(App and web page records)
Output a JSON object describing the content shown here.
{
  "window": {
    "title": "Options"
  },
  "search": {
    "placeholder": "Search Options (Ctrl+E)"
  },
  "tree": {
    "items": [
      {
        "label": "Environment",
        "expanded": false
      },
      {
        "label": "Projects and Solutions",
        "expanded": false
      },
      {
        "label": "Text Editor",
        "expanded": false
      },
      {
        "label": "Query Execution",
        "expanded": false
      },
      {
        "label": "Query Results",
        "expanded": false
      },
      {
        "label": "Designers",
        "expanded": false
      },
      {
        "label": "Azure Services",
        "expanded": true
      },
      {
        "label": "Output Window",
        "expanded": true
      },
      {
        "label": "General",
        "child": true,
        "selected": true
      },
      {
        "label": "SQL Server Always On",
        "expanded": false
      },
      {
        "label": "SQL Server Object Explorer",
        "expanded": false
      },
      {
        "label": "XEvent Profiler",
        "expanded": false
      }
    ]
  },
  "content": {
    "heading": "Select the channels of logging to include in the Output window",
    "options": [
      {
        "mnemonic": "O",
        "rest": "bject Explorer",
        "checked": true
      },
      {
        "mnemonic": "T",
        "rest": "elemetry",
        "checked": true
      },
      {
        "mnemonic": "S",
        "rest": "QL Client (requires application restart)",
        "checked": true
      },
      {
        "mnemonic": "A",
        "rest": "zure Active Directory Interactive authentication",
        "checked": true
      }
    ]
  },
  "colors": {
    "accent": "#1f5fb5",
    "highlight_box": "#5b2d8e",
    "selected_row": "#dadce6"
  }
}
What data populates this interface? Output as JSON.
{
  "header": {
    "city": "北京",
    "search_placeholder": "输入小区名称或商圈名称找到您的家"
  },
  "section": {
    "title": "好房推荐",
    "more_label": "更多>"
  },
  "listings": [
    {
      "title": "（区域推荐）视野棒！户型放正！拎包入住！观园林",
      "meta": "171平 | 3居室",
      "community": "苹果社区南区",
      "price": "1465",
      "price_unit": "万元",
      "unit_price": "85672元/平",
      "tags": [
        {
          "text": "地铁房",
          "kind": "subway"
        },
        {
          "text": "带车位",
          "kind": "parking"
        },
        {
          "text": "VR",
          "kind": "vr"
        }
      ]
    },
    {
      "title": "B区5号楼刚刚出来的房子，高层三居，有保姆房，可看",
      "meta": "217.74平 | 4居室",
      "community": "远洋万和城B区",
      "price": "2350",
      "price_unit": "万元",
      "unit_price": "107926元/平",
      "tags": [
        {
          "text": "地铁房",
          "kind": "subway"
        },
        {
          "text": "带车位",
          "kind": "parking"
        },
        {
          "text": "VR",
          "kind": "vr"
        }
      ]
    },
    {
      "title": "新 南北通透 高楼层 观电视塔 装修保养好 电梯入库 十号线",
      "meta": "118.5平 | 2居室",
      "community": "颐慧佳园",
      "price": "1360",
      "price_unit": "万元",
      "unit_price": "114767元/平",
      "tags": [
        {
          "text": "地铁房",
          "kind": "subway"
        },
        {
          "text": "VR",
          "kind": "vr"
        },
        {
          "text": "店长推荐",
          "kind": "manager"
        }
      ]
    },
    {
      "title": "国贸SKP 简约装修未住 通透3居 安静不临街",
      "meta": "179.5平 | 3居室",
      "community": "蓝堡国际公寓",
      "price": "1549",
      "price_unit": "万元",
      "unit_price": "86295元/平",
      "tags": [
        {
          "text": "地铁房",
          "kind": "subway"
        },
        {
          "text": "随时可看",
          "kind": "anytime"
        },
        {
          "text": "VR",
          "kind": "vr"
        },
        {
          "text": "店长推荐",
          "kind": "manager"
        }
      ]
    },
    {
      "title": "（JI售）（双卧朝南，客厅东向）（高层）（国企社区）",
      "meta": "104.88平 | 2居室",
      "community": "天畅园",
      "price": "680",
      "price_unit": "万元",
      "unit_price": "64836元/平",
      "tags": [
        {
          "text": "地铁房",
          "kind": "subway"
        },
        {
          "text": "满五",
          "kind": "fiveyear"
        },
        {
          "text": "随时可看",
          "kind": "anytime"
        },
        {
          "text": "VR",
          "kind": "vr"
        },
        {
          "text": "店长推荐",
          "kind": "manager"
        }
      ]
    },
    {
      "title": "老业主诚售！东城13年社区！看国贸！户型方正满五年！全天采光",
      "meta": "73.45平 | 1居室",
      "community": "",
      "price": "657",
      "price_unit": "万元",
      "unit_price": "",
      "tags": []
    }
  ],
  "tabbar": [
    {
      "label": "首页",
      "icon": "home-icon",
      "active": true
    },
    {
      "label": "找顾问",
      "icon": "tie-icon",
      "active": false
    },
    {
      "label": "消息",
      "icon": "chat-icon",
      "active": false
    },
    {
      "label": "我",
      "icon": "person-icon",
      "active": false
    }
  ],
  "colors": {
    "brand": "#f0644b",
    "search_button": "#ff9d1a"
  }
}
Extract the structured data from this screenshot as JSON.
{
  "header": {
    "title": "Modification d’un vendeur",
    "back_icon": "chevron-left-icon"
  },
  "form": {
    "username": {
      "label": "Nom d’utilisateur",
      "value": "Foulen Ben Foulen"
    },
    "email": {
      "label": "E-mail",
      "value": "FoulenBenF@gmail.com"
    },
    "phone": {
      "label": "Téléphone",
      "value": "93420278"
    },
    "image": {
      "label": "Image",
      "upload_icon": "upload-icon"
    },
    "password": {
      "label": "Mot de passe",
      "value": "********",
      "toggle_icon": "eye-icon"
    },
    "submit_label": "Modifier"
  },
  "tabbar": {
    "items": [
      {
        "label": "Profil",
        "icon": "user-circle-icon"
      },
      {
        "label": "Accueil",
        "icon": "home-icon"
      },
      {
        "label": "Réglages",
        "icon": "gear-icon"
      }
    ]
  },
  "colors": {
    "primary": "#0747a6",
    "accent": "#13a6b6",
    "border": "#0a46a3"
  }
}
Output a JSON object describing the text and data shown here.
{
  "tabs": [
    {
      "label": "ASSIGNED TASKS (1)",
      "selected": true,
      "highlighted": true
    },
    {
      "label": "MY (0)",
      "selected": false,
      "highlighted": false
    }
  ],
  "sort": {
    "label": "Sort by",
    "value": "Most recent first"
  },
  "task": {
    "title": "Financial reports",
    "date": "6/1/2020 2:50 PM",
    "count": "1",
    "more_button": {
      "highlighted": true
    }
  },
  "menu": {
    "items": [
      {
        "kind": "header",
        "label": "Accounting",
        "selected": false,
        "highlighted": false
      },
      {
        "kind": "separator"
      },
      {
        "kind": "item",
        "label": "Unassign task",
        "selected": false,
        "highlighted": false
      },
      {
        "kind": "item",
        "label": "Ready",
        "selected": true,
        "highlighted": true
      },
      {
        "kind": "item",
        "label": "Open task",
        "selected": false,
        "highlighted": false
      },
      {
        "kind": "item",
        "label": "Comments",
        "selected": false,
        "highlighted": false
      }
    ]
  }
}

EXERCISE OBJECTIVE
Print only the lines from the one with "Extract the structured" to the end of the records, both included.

REPLY TO THE EXERCISE
Extract the structured data from this screenshot as JSON.
{
  "header": {
    "title": "Modification d’un vendeur",
    "back_icon": "chevron-left-icon"
  },
  "form": {
    "username": {
      "label": "Nom d’utilisateur",
      "value": "Foulen Ben Foulen"
    },
    "email": {
      "label": "E-mail",
      "value": "FoulenBenF@gmail.com"
    },
    "phone": {
      "label": "Téléphone",
      "value": "93420278"
    },
    "image": {
      "label": "Image",
      "upload_icon": "upload-icon"
    },
    "password": {
      "label": "Mot de passe",
      "value": "********",
      "toggle_icon": "eye-icon"
    },
    "submit_label": "Modifier"
  },
  "tabbar": {
    "items": [
      {
        "label": "Profil",
        "icon": "user-circle-icon"
      },
      {
        "label": "Accueil",
        "icon": "home-icon"
      },
      {
        "label": "Réglages",
        "icon": "gear-icon"
      }
    ]
  },
  "colors": {
    "primary": "#0747a6",
    "accent": "#13a6b6",
    "border": "#0a46a3"
  }
}
Output a JSON object describing the text and data shown here.
{
  "tabs": [
    {
      "label": "ASSIGNED TASKS (1)",
      "selected": true,
      "highlighted": true
    },
    {
      "label": "MY (0)",
      "selected": false,
      "highlighted": false
    }
  ],
  "sort": {
    "label": "Sort by",
    "value": "Most recent first"
  },
  "task": {
    "title": "Financial reports",
    "date": "6/1/2020 2:50 PM",
    "count": "1",
    "more_button": {
      "highlighted": true
    }
  },
  "menu": {
    "items": [
      {
        "kind": "header",
        "label": "Accounting",
        "selected": false,
        "highlighted": false
      },
      {
        "kind": "separator"
      },
      {
        "kind": "item",
        "label": "Unassign task",
        "selected": false,
        "highlighted": false
      },
      {
        "kind": "item",
        "label": "Ready",
        "selected": true,
        "highlighted": true
      },
      {
        "kind": "item",
        "label": "Open task",
        "selected": false,
        "highlighted": false
      },
      {
        "kind": "item",
        "label": "Comments",
        "selected": false,
        "highlighted": false
      }
    ]
  }
}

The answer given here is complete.